Researchers have looked at mainstream video games for years, trying to determine the effects games have on players' brains. Maybe they make us faster decision-makers, or better thinkers, or more aggressive. Studies come out nearly weekly and often seem to contradict each other's findings.
But one specially designed game has been having a beneficial effect since 2006, and recent research examining why could have many implications for the future. Re-Mission, developed by non-profit HopeLab, is a serious game aimed at children, adolescents, and young adults who have cancer.
The game has players take a microscopic robot through the body of a patient with cancer, battling not only the disease but also the side effects of treatment. The levels are designed to inform and educate the player about cellular interactions. A 2008 study confirmed that patients who played the game were more likely to comply with treatment directives and were quicker to gain and understand knowledge about cancer.
Recently, however, another study has been released that looks into why and how Re-Mission is so effective. What the new study has found is that the act of playing works with areas of the brain responsible for motivation in a way that viewing or reading does not, a finding with implications for serious and entertaining game design in the future, as well as for health care and education. According to a press release about the researchers' findings:
[A]ctive participation in gameplay events is key to activating the brain's positive motivation circuits. Seeing and hearing the same information without active participation in gameplay had no impact on activity in positive motivation circuits.
"Active involvement in video game play sparks positive motivation in a way that watching and hearing information does not," said Steve Cole, Ph.D., Vice President of Research and Development at HopeLab, professor of medicine at the University of California, Los Angeles, and co-author of the article. "All participants in the study received the same information. It was the active participation in gameplay that made the big difference in motivation. This study helps refine our 'recipe for success' in harnessing the power of play in the service of health."
The study compared brain scans in 57 people who were randomly assigned to actively play Re-Mission or to passively watch the same recorded game play (similar to watching a movie, with the exact same information, but no direct participation in the gameplay events). Results of functional magnetic resonance imaging (FMRI) showed that neural circuits implicated in reward ... activated strongly while players were actively playing Re-Mission, but not when they were resting, or when other players passively observed the same gameplay events.
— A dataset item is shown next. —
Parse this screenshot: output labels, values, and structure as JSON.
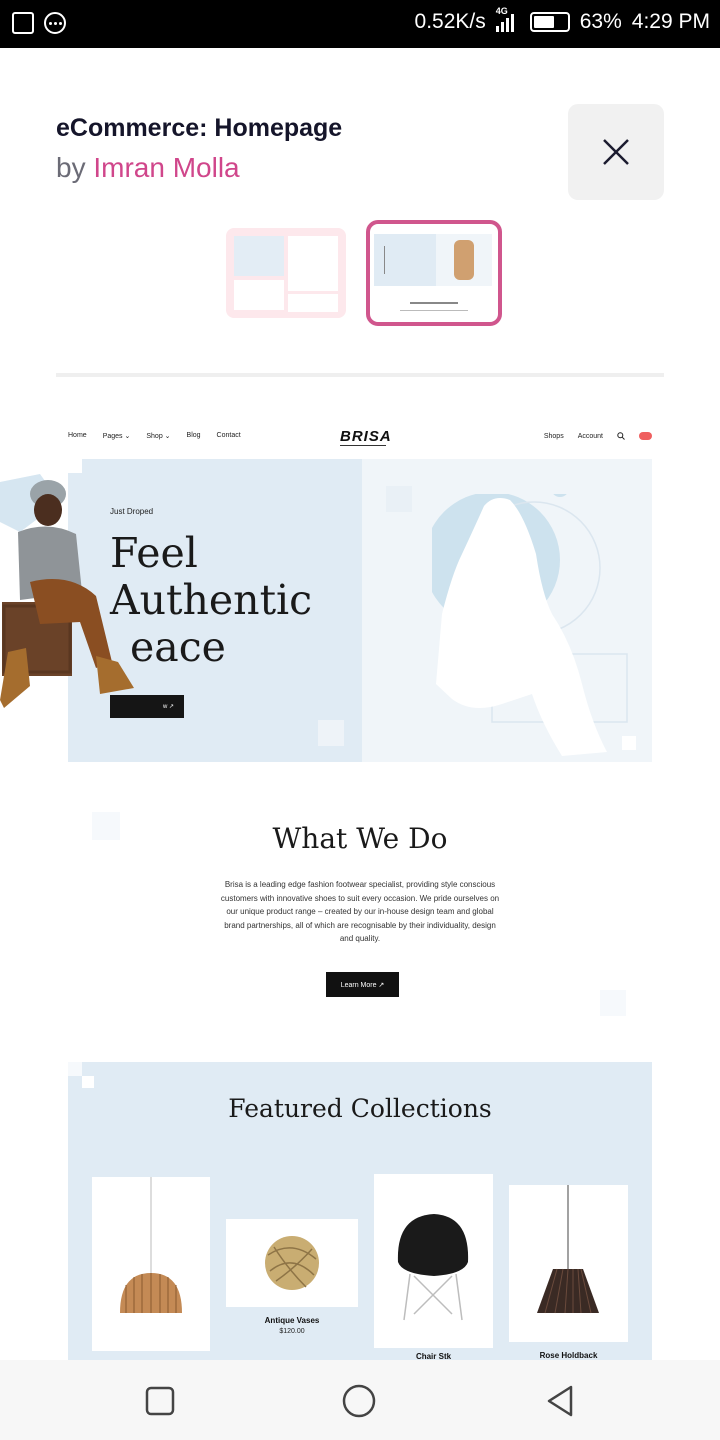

It may seem obvious to most players that your brain works very differently while actively playing a game than while watching a recording of a game, and it's become conventional wisdom that some games (many of them found on Facebook) rely on the psychology of reward — which ties into both gambling and addiction — to keep players engaged. But understanding how games can also tie positively into motivation and have effects outside of the play world can help designers make big differences with their games.